Biological parametric mapping (BPM) has extended the widely popular statistical parametric approach to enable application of the general linear model to multiple image modalities (both for regressors and regressands) along with scalar valued observations. This approach offers great promise for direct, voxelwise assessment of structural and functional relationships with multiple imaging modalities. However, as presented, the biological parametric mapping approach is not robust to outliers and may lead to invalid inferences (e.g., artifactual low p-values) due to slight mis-registration or variation in anatomy between subjects. To enable widespread application of this approach, we introduce robust regression and non-parametric regression in the neuroimaging context of application of the general linear model.

Web Game for Collaborative Labeling

WebMill Labeling AppletStatistical atlases of regional brain anatomy have proven to be extremely useful in characterizing the relationship between the structure and function of the human nervous system. Typically, an expert human rater manually examines each slice of a three-dimensional volume. This approach can be exceptionally time and resource intensive, so cost severely limits the clinical studies where subject-specific labeling is feasible. Methods for improved efficiency and reliability of manual labeling would be of immense benefit for clinical investigation into morphological correlates of brain function. The goal of the proposed work is to enable an alternative to expert raters for medical image labeling through statistical analysis of the collaborative efforts of many, minimally-trained raters. The proposed research investigates extension of established practices for volumetric labeling and web- based collaboration to create an innovative infrastructure for labeling.

Continuous Integration Server

The MASI lab runs a publicly readable continuous integration server to support open source development and collaboration, including for the NIH intra-mural MIPAV project.
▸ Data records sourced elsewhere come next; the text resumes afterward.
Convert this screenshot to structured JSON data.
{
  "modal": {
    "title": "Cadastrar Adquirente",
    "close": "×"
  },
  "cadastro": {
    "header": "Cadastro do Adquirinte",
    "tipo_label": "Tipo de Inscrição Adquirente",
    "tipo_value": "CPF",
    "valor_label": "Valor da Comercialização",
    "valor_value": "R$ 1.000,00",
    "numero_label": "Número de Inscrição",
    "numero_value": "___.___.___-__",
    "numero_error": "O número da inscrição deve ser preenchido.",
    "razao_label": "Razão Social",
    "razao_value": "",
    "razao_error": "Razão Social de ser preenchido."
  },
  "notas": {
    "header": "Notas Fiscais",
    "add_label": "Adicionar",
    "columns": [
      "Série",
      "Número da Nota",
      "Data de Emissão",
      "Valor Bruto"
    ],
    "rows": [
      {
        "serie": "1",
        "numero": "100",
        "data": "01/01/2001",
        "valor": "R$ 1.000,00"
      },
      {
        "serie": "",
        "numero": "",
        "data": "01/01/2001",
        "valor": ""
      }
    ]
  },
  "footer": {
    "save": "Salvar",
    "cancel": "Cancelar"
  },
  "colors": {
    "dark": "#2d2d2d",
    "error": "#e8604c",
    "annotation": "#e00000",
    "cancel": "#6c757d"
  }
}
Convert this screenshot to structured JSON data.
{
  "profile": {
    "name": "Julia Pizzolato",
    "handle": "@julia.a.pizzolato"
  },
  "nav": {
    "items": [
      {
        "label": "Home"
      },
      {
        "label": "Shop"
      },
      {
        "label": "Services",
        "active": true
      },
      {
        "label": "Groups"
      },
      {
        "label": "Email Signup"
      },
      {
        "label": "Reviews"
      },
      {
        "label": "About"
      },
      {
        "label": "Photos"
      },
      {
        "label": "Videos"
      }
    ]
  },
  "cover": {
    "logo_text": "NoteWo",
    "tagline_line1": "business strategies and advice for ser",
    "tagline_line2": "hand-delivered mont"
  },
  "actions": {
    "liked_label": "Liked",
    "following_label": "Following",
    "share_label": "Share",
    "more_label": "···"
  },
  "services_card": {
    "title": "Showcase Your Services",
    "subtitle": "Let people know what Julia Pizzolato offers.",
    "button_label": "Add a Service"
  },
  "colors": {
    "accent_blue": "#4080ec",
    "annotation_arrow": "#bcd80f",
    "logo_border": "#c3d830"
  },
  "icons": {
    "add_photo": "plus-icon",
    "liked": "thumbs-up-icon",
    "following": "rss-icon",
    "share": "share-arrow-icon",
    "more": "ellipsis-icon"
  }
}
We are currently testing JIST and TOADS-CRUISE against MIPAV-7.X.X.

The MASI lab has provided a mirror for the NeuroDebian project since 2010.